▸ **What you should do**
Lines holding the word "Southwold" are the ones to copy from the data below.

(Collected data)

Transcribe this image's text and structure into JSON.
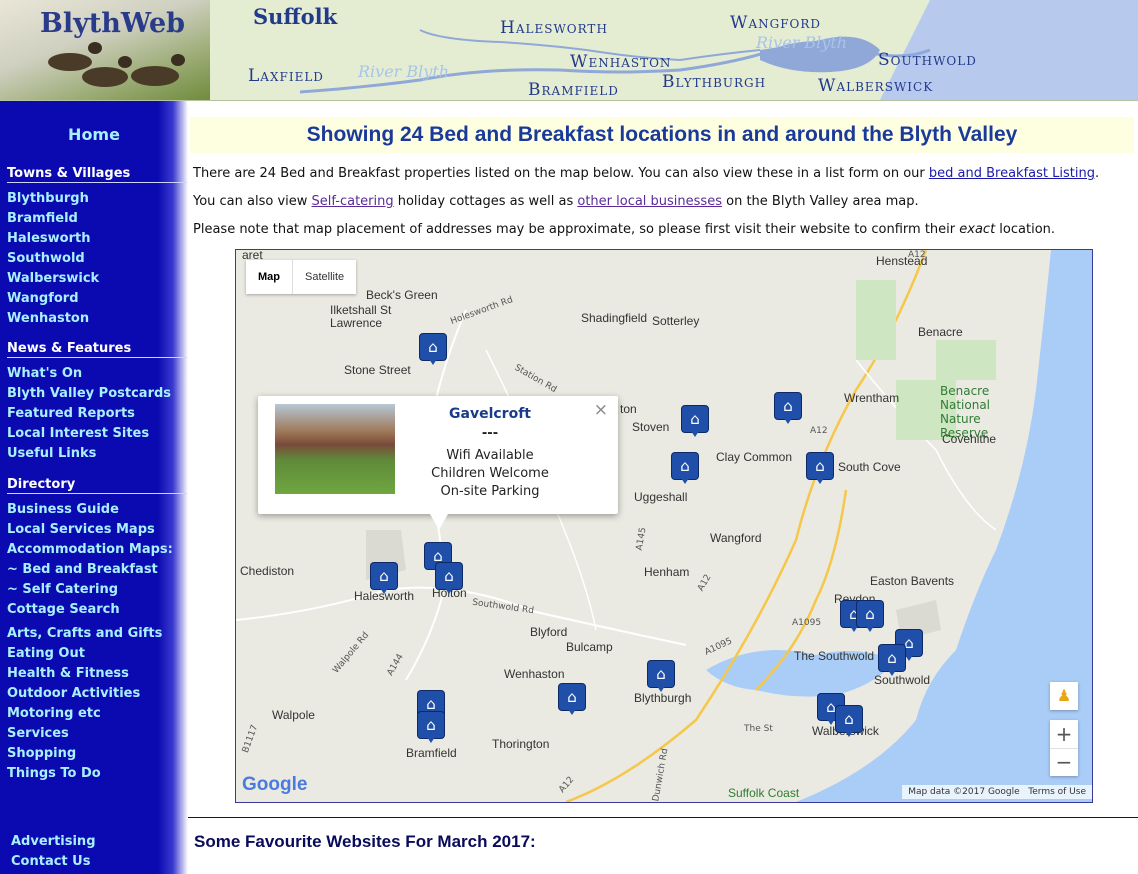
{
  "header": {
    "logo_title": "BlythWeb",
    "county": "Suffolk",
    "places": [
      "Halesworth",
      "Wangford",
      "Wenhaston",
      "Southwold",
      "Laxfield",
      "Bramfield",
      "Blythburgh",
      "Walberswick"
    ],
    "rivers": [
      "River Blyth",
      "River Blyth"
    ]
  },
  "sidebar": {
    "home": "Home",
    "sections": [
      {
        "title": "Towns & Villages",
        "items": [
          "Blythburgh",
          "Bramfield",
          "Halesworth",
          "Southwold",
          "Walberswick",
          "Wangford",
          "Wenhaston"
        ]
      },
      {
        "title": "News & Features",
        "items": [
          "What's On",
          "Blyth Valley Postcards",
          "Featured Reports",
          "Local Interest Sites",
          "Useful Links"
        ]
      },
      {
        "title": "Directory",
        "items": [
          "Business Guide",
          "Local Services Maps",
          "Accommodation Maps:",
          "~ Bed and Breakfast",
          "~ Self Catering",
          "Cottage Search",
          "Arts, Crafts and Gifts",
          "Eating Out",
          "Health & Fitness",
          "Outdoor Activities",
          "Motoring etc",
          "Services",
          "Shopping",
          "Things To Do"
        ]
      }
    ],
    "bottom": [
      "Advertising",
      "Contact Us"
    ]
  },
  "main": {
    "heading": "Showing 24 Bed and Breakfast locations in and around the Blyth Valley",
    "p1_text": "There are 24 Bed and Breakfast properties listed on the map below. You can also view these in a list form on our ",
    "p1_link": "bed and Breakfast Listing",
    "p1_end": ".",
    "p2_text": "You can also view ",
    "p2_link1": "Self-catering",
    "p2_mid": " holiday cottages as well as ",
    "p2_link2": "other local businesses",
    "p2_end": " on the Blyth Valley area map.",
    "p3_text": "Please note that map placement of addresses may be approximate, so please first visit their website to confirm their ",
    "p3_em": "exact",
    "p3_end": " location.",
    "favourite": "Some Favourite Websites For March 2017:"
  },
  "map": {
    "type_map": "Map",
    "type_satellite": "Satellite",
    "popup": {
      "title": "Gavelcroft",
      "sep": "---",
      "lines": [
        "Wifi Available",
        "Children Welcome",
        "On-site Parking"
      ],
      "close": "×"
    },
    "labels": [
      "Henstead",
      "Beck's Green",
      "Ilketshall St Lawrence",
      "Shadingfield",
      "Sotterley",
      "Benacre",
      "Stone Street",
      "Wrentham",
      "Stoven",
      "Clay Common",
      "Covehithe",
      "South Cove",
      "Uggeshall",
      "Wangford",
      "Chediston",
      "Halesworth",
      "Holton",
      "Henham",
      "Easton Bavents",
      "Reydon",
      "Blyford",
      "Bulcamp",
      "The Southwold",
      "Southwold",
      "Wenhaston",
      "Blythburgh",
      "Walpole",
      "Walberswick",
      "Bramfield",
      "Thorington",
      "Suffolk Coast",
      "aret",
      "ton"
    ],
    "reserve": "Benacre National Nature Reserve",
    "roads": [
      "Holesworth Rd",
      "Station Rd",
      "A12",
      "A12",
      "A145",
      "A12",
      "Southwold Rd",
      "A1095",
      "A1095",
      "A144",
      "Walpole Rd",
      "The St",
      "B1117",
      "Dunwich Rd",
      "A12"
    ],
    "pin_icon": "house-icon",
    "pin_count": 24,
    "zoom_in": "+",
    "zoom_out": "−",
    "attribution": "Map data ©2017 Google",
    "terms": "Terms of Use",
    "google": "Google"
  }
}
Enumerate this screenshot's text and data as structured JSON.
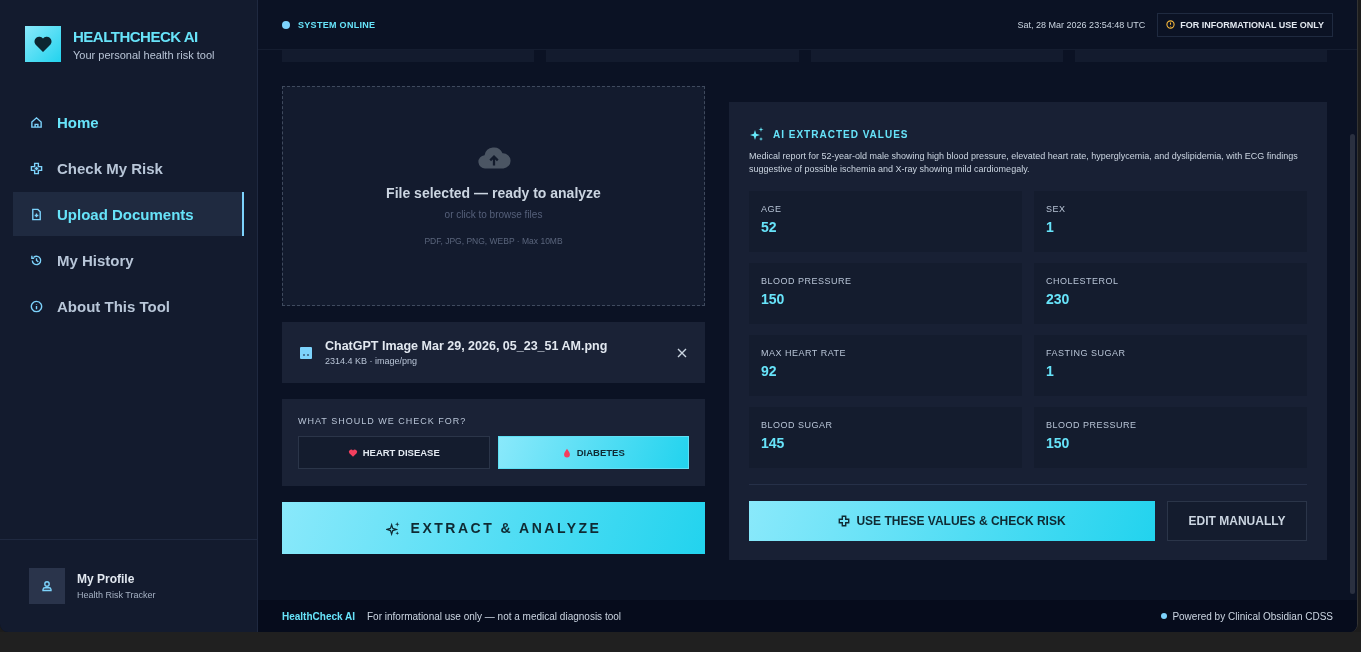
{
  "brand": {
    "title": "HEALTHCHECK AI",
    "subtitle": "Your personal health risk tool"
  },
  "nav": [
    {
      "label": "Home",
      "kind": "home",
      "selected": false
    },
    {
      "label": "Check My Risk",
      "kind": "plus",
      "selected": false
    },
    {
      "label": "Upload Documents",
      "kind": "file",
      "selected": true
    },
    {
      "label": "My History",
      "kind": "history",
      "selected": false
    },
    {
      "label": "About This Tool",
      "kind": "info",
      "selected": false
    }
  ],
  "profile": {
    "name": "My Profile",
    "subtitle": "Health Risk Tracker"
  },
  "topbar": {
    "status": "SYSTEM ONLINE",
    "datetime": "Sat, 28 Mar 2026 23:54:48 UTC",
    "notice": "FOR INFORMATIONAL USE ONLY"
  },
  "dropzone": {
    "title": "File selected — ready to analyze",
    "hint": "or click to browse files",
    "formats": "PDF, JPG, PNG, WEBP · Max 10MB"
  },
  "file": {
    "name": "ChatGPT Image Mar 29, 2026, 05_23_51 AM.png",
    "meta": "2314.4 KB · image/png"
  },
  "check": {
    "label": "WHAT SHOULD WE CHECK FOR?",
    "options": [
      {
        "label": "HEART DISEASE",
        "kind": "heart",
        "selected": false
      },
      {
        "label": "DIABETES",
        "kind": "drop",
        "selected": true
      }
    ]
  },
  "extract_button": "EXTRACT & ANALYZE",
  "ai": {
    "title": "AI EXTRACTED VALUES",
    "summary": "Medical report for 52-year-old male showing high blood pressure, elevated heart rate, hyperglycemia, and dyslipidemia, with ECG findings suggestive of possible ischemia and X-ray showing mild cardiomegaly.",
    "fields": [
      {
        "label": "AGE",
        "value": "52"
      },
      {
        "label": "SEX",
        "value": "1"
      },
      {
        "label": "BLOOD PRESSURE",
        "value": "150"
      },
      {
        "label": "CHOLESTEROL",
        "value": "230"
      },
      {
        "label": "MAX HEART RATE",
        "value": "92"
      },
      {
        "label": "FASTING SUGAR",
        "value": "1"
      },
      {
        "label": "BLOOD SUGAR",
        "value": "145"
      },
      {
        "label": "BLOOD PRESSURE",
        "value": "150"
      }
    ],
    "use_button": "USE THESE VALUES & CHECK RISK",
    "edit_button": "EDIT MANUALLY"
  },
  "footer": {
    "brand": "HealthCheck AI",
    "note": "For informational use only — not a medical diagnosis tool",
    "powered": "Powered by Clinical Obsidian CDSS"
  }
}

▸ **Written answer**
      "Southwold",
          "Southwold",
      "The Southwold",
      "Southwold",
      "Southwold Rd",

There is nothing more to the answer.